## [Input data]
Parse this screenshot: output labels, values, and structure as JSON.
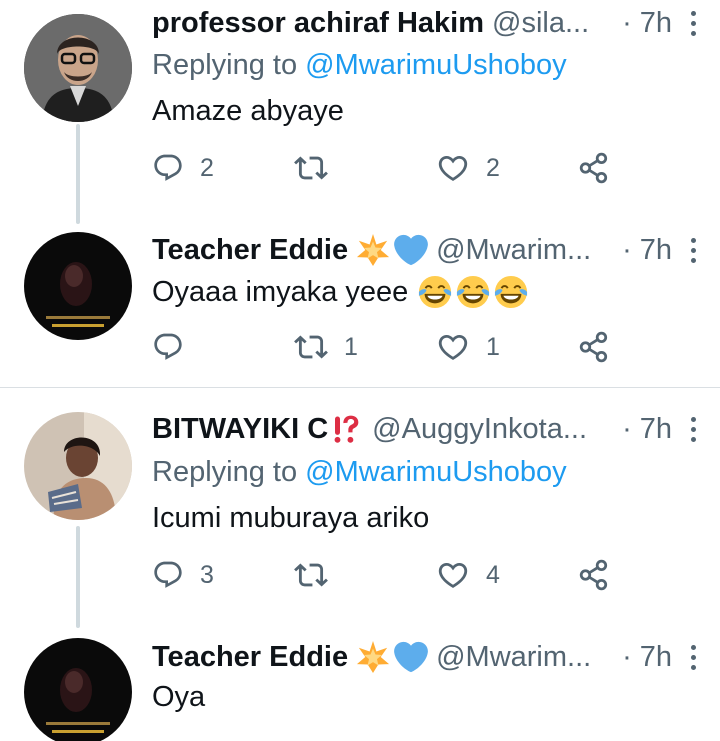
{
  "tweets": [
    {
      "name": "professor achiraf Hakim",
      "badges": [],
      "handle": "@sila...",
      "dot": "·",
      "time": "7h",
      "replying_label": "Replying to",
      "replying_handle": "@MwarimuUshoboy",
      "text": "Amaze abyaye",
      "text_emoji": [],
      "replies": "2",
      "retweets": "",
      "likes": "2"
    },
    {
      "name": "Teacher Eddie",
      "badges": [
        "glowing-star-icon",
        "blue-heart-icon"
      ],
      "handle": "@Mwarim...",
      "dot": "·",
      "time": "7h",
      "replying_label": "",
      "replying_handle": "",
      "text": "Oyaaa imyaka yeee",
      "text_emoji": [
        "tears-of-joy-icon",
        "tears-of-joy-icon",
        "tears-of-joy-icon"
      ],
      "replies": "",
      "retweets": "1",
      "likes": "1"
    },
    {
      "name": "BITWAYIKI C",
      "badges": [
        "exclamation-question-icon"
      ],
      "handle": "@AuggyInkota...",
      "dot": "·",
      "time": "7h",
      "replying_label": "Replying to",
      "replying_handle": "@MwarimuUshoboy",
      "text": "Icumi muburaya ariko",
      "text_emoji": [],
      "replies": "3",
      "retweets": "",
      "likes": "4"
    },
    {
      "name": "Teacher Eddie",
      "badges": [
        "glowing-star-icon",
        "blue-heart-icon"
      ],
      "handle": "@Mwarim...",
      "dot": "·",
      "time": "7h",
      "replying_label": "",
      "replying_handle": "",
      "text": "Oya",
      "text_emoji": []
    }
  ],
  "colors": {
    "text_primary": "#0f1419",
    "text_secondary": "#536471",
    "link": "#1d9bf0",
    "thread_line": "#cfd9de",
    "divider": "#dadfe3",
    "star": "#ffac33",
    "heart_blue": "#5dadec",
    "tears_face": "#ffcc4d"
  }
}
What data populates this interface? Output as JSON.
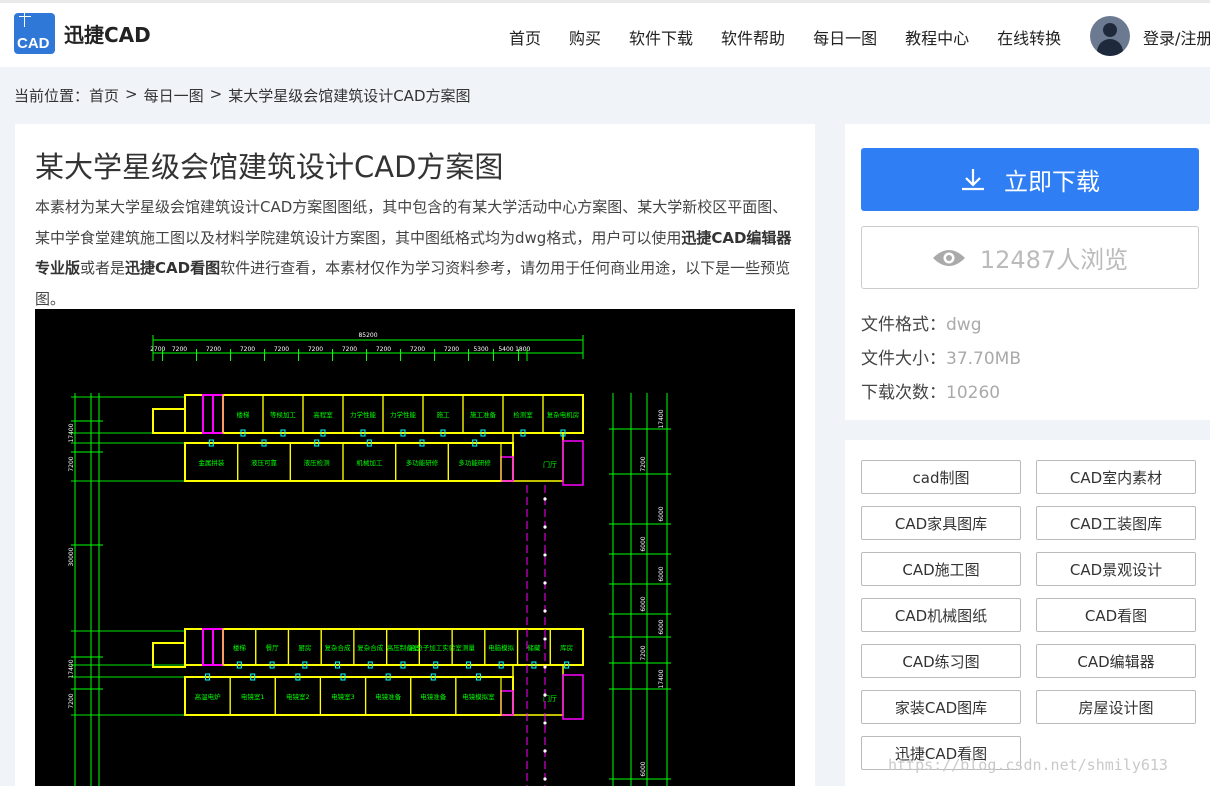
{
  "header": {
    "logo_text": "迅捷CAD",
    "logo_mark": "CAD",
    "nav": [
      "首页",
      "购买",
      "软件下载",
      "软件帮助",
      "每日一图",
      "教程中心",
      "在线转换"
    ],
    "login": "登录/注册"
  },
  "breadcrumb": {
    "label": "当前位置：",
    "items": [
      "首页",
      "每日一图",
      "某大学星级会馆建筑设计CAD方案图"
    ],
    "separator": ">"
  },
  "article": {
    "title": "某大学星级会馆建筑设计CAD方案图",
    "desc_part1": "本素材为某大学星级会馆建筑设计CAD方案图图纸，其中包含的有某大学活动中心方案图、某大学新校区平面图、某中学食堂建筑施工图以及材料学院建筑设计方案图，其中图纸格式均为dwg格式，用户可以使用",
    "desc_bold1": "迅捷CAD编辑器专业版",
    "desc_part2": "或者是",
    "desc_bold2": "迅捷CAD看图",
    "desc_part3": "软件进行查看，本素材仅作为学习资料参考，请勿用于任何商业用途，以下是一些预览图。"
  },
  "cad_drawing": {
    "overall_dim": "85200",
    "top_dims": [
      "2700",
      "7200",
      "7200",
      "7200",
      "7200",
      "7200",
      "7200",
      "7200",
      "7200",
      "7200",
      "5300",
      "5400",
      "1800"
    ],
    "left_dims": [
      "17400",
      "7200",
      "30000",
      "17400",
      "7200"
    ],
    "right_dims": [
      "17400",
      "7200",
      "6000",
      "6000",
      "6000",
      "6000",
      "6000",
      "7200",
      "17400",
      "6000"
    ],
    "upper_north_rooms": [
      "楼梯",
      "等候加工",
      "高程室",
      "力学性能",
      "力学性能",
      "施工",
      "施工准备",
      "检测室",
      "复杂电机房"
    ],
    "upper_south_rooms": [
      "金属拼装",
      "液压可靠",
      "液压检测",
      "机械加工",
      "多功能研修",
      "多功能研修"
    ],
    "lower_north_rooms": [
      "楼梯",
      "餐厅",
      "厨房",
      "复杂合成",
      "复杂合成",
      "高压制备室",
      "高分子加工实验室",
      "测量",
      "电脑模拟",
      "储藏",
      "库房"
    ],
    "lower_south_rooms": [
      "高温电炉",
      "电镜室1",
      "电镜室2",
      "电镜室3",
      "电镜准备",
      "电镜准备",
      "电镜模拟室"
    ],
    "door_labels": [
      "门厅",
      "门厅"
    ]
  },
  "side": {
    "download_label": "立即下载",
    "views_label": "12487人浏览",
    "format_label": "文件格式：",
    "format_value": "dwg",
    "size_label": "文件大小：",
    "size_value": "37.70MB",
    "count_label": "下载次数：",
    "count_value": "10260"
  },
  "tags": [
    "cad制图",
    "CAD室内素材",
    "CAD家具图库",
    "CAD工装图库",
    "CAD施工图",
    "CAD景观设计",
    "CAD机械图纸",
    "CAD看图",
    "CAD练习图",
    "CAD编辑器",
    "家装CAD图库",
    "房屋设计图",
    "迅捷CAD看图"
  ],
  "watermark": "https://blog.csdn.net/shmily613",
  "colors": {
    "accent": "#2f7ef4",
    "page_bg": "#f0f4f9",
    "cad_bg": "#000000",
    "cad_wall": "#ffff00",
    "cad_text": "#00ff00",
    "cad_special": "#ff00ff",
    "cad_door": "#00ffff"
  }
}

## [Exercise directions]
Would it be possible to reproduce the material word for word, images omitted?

## [Response area]
Parse this screenshot: output labels, values, and structure as JSON.
{
  "tweets": [
    {
      "name": "professor achiraf Hakim",
      "badges": [],
      "handle": "@sila...",
      "dot": "·",
      "time": "7h",
      "replying_label": "Replying to",
      "replying_handle": "@MwarimuUshoboy",
      "text": "Amaze abyaye",
      "text_emoji": [],
      "replies": "2",
      "retweets": "",
      "likes": "2"
    },
    {
      "name": "Teacher Eddie",
      "badges": [
        "glowing-star-icon",
        "blue-heart-icon"
      ],
      "handle": "@Mwarim...",
      "dot": "·",
      "time": "7h",
      "replying_label": "",
      "replying_handle": "",
      "text": "Oyaaa imyaka yeee",
      "text_emoji": [
        "tears-of-joy-icon",
        "tears-of-joy-icon",
        "tears-of-joy-icon"
      ],
      "replies": "",
      "retweets": "1",
      "likes": "1"
    },
    {
      "name": "BITWAYIKI C",
      "badges": [
        "exclamation-question-icon"
      ],
      "handle": "@AuggyInkota...",
      "dot": "·",
      "time": "7h",
      "replying_label": "Replying to",
      "replying_handle": "@MwarimuUshoboy",
      "text": "Icumi muburaya ariko",
      "text_emoji": [],
      "replies": "3",
      "retweets": "",
      "likes": "4"
    },
    {
      "name": "Teacher Eddie",
      "badges": [
        "glowing-star-icon",
        "blue-heart-icon"
      ],
      "handle": "@Mwarim...",
      "dot": "·",
      "time": "7h",
      "replying_label": "",
      "replying_handle": "",
      "text": "Oya",
      "text_emoji": []
    }
  ],
  "colors": {
    "text_primary": "#0f1419",
    "text_secondary": "#536471",
    "link": "#1d9bf0",
    "thread_line": "#cfd9de",
    "divider": "#dadfe3",
    "star": "#ffac33",
    "heart_blue": "#5dadec",
    "tears_face": "#ffcc4d"
  }
}
What data populates this interface? Output as JSON.
{
  "header": {
    "logo_text": "迅捷CAD",
    "logo_mark": "CAD",
    "nav": [
      "首页",
      "购买",
      "软件下载",
      "软件帮助",
      "每日一图",
      "教程中心",
      "在线转换"
    ],
    "login": "登录/注册"
  },
  "breadcrumb": {
    "label": "当前位置：",
    "items": [
      "首页",
      "每日一图",
      "某大学星级会馆建筑设计CAD方案图"
    ],
    "separator": ">"
  },
  "article": {
    "title": "某大学星级会馆建筑设计CAD方案图",
    "desc_part1": "本素材为某大学星级会馆建筑设计CAD方案图图纸，其中包含的有某大学活动中心方案图、某大学新校区平面图、某中学食堂建筑施工图以及材料学院建筑设计方案图，其中图纸格式均为dwg格式，用户可以使用",
    "desc_bold1": "迅捷CAD编辑器专业版",
    "desc_part2": "或者是",
    "desc_bold2": "迅捷CAD看图",
    "desc_part3": "软件进行查看，本素材仅作为学习资料参考，请勿用于任何商业用途，以下是一些预览图。"
  },
  "cad_drawing": {
    "overall_dim": "85200",
    "top_dims": [
      "2700",
      "7200",
      "7200",
      "7200",
      "7200",
      "7200",
      "7200",
      "7200",
      "7200",
      "7200",
      "5300",
      "5400",
      "1800"
    ],
    "left_dims": [
      "17400",
      "7200",
      "30000",
      "17400",
      "7200"
    ],
    "right_dims": [
      "17400",
      "7200",
      "6000",
      "6000",
      "6000",
      "6000",
      "6000",
      "7200",
      "17400",
      "6000"
    ],
    "upper_north_rooms": [
      "楼梯",
      "等候加工",
      "高程室",
      "力学性能",
      "力学性能",
      "施工",
      "施工准备",
      "检测室",
      "复杂电机房"
    ],
    "upper_south_rooms": [
      "金属拼装",
      "液压可靠",
      "液压检测",
      "机械加工",
      "多功能研修",
      "多功能研修"
    ],
    "lower_north_rooms": [
      "楼梯",
      "餐厅",
      "厨房",
      "复杂合成",
      "复杂合成",
      "高压制备室",
      "高分子加工实验室",
      "测量",
      "电脑模拟",
      "储藏",
      "库房"
    ],
    "lower_south_rooms": [
      "高温电炉",
      "电镜室1",
      "电镜室2",
      "电镜室3",
      "电镜准备",
      "电镜准备",
      "电镜模拟室"
    ],
    "door_labels": [
      "门厅",
      "门厅"
    ]
  },
  "side": {
    "download_label": "立即下载",
    "views_label": "12487人浏览",
    "format_label": "文件格式：",
    "format_value": "dwg",
    "size_label": "文件大小：",
    "size_value": "37.70MB",
    "count_label": "下载次数：",
    "count_value": "10260"
  },
  "tags": [
    "cad制图",
    "CAD室内素材",
    "CAD家具图库",
    "CAD工装图库",
    "CAD施工图",
    "CAD景观设计",
    "CAD机械图纸",
    "CAD看图",
    "CAD练习图",
    "CAD编辑器",
    "家装CAD图库",
    "房屋设计图",
    "迅捷CAD看图"
  ],
  "watermark": "https://blog.csdn.net/shmily613",
  "colors": {
    "accent": "#2f7ef4",
    "page_bg": "#f0f4f9",
    "cad_bg": "#000000",
    "cad_wall": "#ffff00",
    "cad_text": "#00ff00",
    "cad_special": "#ff00ff",
    "cad_door": "#00ffff"
  }
}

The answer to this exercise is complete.